Nothing illustrates the frenetic pace of technological change like past/present price comparisons. As seen in this group ad by JDR Microdevices, a 1.44MB 3.5″ floppy disk drive sold for US $99.95 in 1990 ($164.69 in 2009 dollars). But that's just for the generic model — for a name brand Misubishi, you had to pay $129.95 ($214.12 in 2009).
That's quite a price for a now-obsolete commodity device that sells for $7.99 today (or $4.85 in 1990 dollars, interestingly enough). Of course, in 1990, a high density drive like this was cutting-edge.
As an aside, notice that the 3.5″ floppy drive pictured occupies a 5.25″ half-height form factor. That shows you how old this is — at the time, most owners slid 3.5″ upgrade drives into computer cases that only shipped with 5.25″ half-height bays (this bay size commonly holds desktop DVD-R drives today). To do so, many 3.5″ floppy drives needed a special face plate and brackets to fill the gaps between the smaller drive and the larger bay around it.
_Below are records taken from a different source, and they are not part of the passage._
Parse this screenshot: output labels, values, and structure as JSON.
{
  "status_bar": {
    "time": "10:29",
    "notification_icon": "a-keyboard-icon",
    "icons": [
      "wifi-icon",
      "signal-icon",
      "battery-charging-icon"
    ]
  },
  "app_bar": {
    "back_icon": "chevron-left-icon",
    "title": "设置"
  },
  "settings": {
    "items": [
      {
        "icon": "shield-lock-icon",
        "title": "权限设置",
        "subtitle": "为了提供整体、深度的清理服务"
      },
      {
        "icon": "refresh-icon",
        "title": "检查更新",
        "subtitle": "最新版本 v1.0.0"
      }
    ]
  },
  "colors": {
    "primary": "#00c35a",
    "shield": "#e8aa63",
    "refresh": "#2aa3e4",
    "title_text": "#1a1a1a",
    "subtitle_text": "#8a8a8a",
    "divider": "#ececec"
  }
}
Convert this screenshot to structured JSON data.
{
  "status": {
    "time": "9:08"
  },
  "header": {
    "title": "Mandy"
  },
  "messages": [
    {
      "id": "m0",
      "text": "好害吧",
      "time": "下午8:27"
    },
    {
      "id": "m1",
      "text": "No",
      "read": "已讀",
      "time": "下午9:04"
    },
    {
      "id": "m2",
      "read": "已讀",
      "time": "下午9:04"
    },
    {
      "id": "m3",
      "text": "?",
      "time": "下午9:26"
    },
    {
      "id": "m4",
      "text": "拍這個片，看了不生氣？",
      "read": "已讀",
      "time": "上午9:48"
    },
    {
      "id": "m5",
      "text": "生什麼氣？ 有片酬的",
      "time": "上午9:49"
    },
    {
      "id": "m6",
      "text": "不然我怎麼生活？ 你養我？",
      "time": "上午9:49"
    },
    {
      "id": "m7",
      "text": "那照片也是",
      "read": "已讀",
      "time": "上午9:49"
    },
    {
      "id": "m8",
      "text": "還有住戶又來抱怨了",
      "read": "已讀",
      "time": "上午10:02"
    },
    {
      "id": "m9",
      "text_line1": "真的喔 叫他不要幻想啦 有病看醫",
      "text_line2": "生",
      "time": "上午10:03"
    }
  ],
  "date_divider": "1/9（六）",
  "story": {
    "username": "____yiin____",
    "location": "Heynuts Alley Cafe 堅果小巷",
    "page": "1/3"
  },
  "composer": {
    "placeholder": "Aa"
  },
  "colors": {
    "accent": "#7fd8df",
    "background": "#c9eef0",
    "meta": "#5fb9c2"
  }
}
Discussion topic of the week: What's the most you've ever paid for a computer peripheral or upgrade component?